"In high school in Los Angeles, I had a hard time creating a network of geeks simply because the price of entry into the geek world was too high, or my friends simply did not want to associate themselves with something so clearly 'white.' The insults that my small band of geeks endured while we played Magic: The Gathering or discussed Dragon Ball Z were pretty inventive. Even now, some of my students snicker or laugh derisively when I make fantasy or science-fiction references, simply for the fact that, and I quote: 'Dragons be for white kids with money.' It’s hard to argue against this reasoning when the most popular fantasy novel and TV series since Lord of the Rings features a platinum-blonde white woman saving thousands of adoring and helpless brown people.

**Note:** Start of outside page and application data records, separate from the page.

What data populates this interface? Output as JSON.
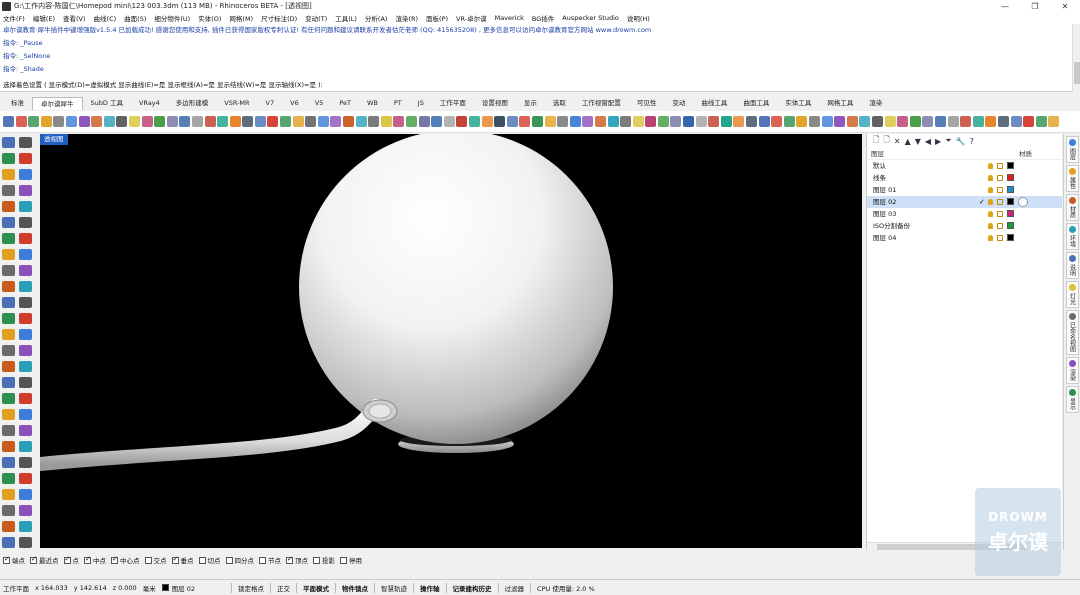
{
  "window": {
    "title": "G:\\工作内容-陈国仁\\Homepod mini\\123 003.3dm (113 MB) - Rhinoceros BETA - [透视图]",
    "controls": [
      "—",
      "❐",
      "✕"
    ]
  },
  "menubar": [
    "文件(F)",
    "编辑(E)",
    "查看(V)",
    "曲线(C)",
    "曲面(S)",
    "细分物件(U)",
    "实体(O)",
    "网格(M)",
    "尺寸标注(D)",
    "变动(T)",
    "工具(L)",
    "分析(A)",
    "渲染(R)",
    "面板(P)",
    "VR-卓尔谟",
    "Maverick",
    "BG插件",
    "Auspecker Studio",
    "说明(H)"
  ],
  "command_history": [
    {
      "text": "卓尔谟教育·犀牛插件中键增强版v1.5.4 已加载成功! 感谢您使用和支持, 插件已获得国家版权专利认证! 有任何问题和建议请联系开发者估茫老师 (QQ: 415635208) , 更多信息可以访问卓尔谟教育官方网站 www.drowm.com",
      "style": "blue"
    },
    {
      "text": "指令: _Pause",
      "style": "blue"
    },
    {
      "text": "指令: _SelNone",
      "style": "blue"
    },
    {
      "text": "指令: _Shade",
      "style": "blue"
    }
  ],
  "command_prompt": "选择着色设置 ( 显示模式(D)=虚拟模式  显示曲线(E)=是  显示框线(A)=是  显示结线(W)=是  显示轴线(X)=是 ):",
  "tabs": [
    {
      "label": "标准",
      "active": false
    },
    {
      "label": "卓尔谟犀牛",
      "active": true
    },
    {
      "label": "SubD 工具",
      "active": false
    },
    {
      "label": "VRay4",
      "active": false
    },
    {
      "label": "多边形建模",
      "active": false
    },
    {
      "label": "VSR-MR",
      "active": false
    },
    {
      "label": "V7",
      "active": false
    },
    {
      "label": "V6",
      "active": false
    },
    {
      "label": "V5",
      "active": false
    },
    {
      "label": "PeT",
      "active": false
    },
    {
      "label": "WB",
      "active": false
    },
    {
      "label": "PT",
      "active": false
    },
    {
      "label": "JS",
      "active": false
    },
    {
      "label": "工作平面",
      "active": false
    },
    {
      "label": "设置视图",
      "active": false
    },
    {
      "label": "显示",
      "active": false
    },
    {
      "label": "选取",
      "active": false
    },
    {
      "label": "工作视窗配置",
      "active": false
    },
    {
      "label": "可见性",
      "active": false
    },
    {
      "label": "变动",
      "active": false
    },
    {
      "label": "曲线工具",
      "active": false
    },
    {
      "label": "曲面工具",
      "active": false
    },
    {
      "label": "实体工具",
      "active": false
    },
    {
      "label": "网格工具",
      "active": false
    },
    {
      "label": "渲染",
      "active": false
    }
  ],
  "toolbar_colors": [
    "#4a6fb5",
    "#d23c2c",
    "#2f8f4f",
    "#e0a020",
    "#6b6b6b",
    "#3b7dd8",
    "#8a4fb8",
    "#c85a1e",
    "#2aa0b8",
    "#5a5a5a",
    "#d8c23a",
    "#b83a6a",
    "#3f9a3f",
    "#7070a0",
    "#2b5fa8",
    "#a0a0a0",
    "#c0392b",
    "#16a085",
    "#e67e22",
    "#34495e"
  ],
  "left_tool_colors": [
    "#4a6fb5",
    "#555",
    "#2f8f4f",
    "#d23c2c",
    "#e0a020",
    "#3b7dd8",
    "#6b6b6b",
    "#8a4fb8",
    "#c85a1e",
    "#2aa0b8"
  ],
  "viewport": {
    "label": "透视图"
  },
  "layers_panel": {
    "toolbar_icons": [
      "new-layer-icon",
      "new-sublayer-icon",
      "delete-icon",
      "move-up-icon",
      "move-down-icon",
      "move-left-icon",
      "move-right-icon",
      "filter-icon",
      "tools-icon",
      "help-icon"
    ],
    "toolbar_glyphs": [
      "🗋",
      "🗋",
      "✕",
      "▲",
      "▼",
      "◀",
      "▶",
      "⏷",
      "🔧",
      "?"
    ],
    "col_name": "图层",
    "col_material": "材质",
    "rows": [
      {
        "name": "默认",
        "color": "#000000",
        "current": false,
        "selected": false
      },
      {
        "name": "线条",
        "color": "#e02020",
        "current": false,
        "selected": false
      },
      {
        "name": "图层 01",
        "color": "#1e90c8",
        "current": false,
        "selected": false
      },
      {
        "name": "图层 02",
        "color": "#000000",
        "current": true,
        "selected": true,
        "check": "✓"
      },
      {
        "name": "图层 03",
        "color": "#d0207a",
        "current": false,
        "selected": false
      },
      {
        "name": "ISO分割备份",
        "color": "#1a9a3a",
        "current": false,
        "selected": false
      },
      {
        "name": "图层 04",
        "color": "#000000",
        "current": false,
        "selected": false
      }
    ]
  },
  "right_tabs": [
    {
      "label": "图层",
      "color": "#3b7dd8"
    },
    {
      "label": "属性",
      "color": "#e0a020"
    },
    {
      "label": "材质",
      "color": "#c85a1e"
    },
    {
      "label": "环境",
      "color": "#2aa0b8"
    },
    {
      "label": "说明",
      "color": "#4a6fb5"
    },
    {
      "label": "灯光",
      "color": "#d8c23a"
    },
    {
      "label": "已命名视图",
      "color": "#6b6b6b"
    },
    {
      "label": "渲染",
      "color": "#8a4fb8"
    },
    {
      "label": "显示",
      "color": "#2f8f4f"
    }
  ],
  "osnaps": [
    {
      "label": "端点",
      "on": true
    },
    {
      "label": "最近点",
      "on": true
    },
    {
      "label": "点",
      "on": true
    },
    {
      "label": "中点",
      "on": true
    },
    {
      "label": "中心点",
      "on": true
    },
    {
      "label": "交点",
      "on": false
    },
    {
      "label": "垂点",
      "on": true
    },
    {
      "label": "切点",
      "on": false
    },
    {
      "label": "四分点",
      "on": false
    },
    {
      "label": "节点",
      "on": false
    },
    {
      "label": "顶点",
      "on": true
    },
    {
      "label": "投影",
      "on": false
    },
    {
      "label": "停用",
      "on": false
    }
  ],
  "statusbar": {
    "cplane": "工作平面",
    "x": "x 164.033",
    "y": "y 142.614",
    "z": "z 0.000",
    "units": "毫米",
    "current_layer": "图层 02",
    "toggles": [
      "锁定格点",
      "正交",
      "平面模式",
      "物件锁点",
      "智慧轨迹",
      "操作轴",
      "记录建构历史",
      "过滤器"
    ],
    "active_toggles": [
      "平面模式",
      "物件锁点",
      "操作轴",
      "记录建构历史"
    ],
    "cpu": "CPU 使用量: 2.0 %"
  },
  "watermark": {
    "line1": "DROWM",
    "line2": "卓尔谟"
  }
}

You’d think that when I found geekdom, I’d be welcomed in with open arms, but my ethnic identifiers have often caused friction. One of my favorite geeky pastimes is Warhammer 40K, a tabletop miniatures game. I have played this game off and on since I was about 12, and its sweeping background of grimdark science-fantasy hits a lot of my geek buttons. Some years ago when I was building an army, I wanted to paint my soldiers to be more reflective of me, my family, and my friends. When I asked an employee at a store how I would paint darker skin, he laughed. He both didn’t know how you’d go about doing this because he hadn’t thought about it, and he thought it was silly that I wanted to do it. I have played against armies with not so subtly painted SS symbols on the sides of tanks. When I have spoken Spanish to one of my few Latino gaming friends I have heard in response, 'No speaka tha Taco' from a passerby."And as much as I like HBO's Game of Thrones (more than the books, which I've also read) the "white woman saving thousands of adoring and helpless brown people" is spot on.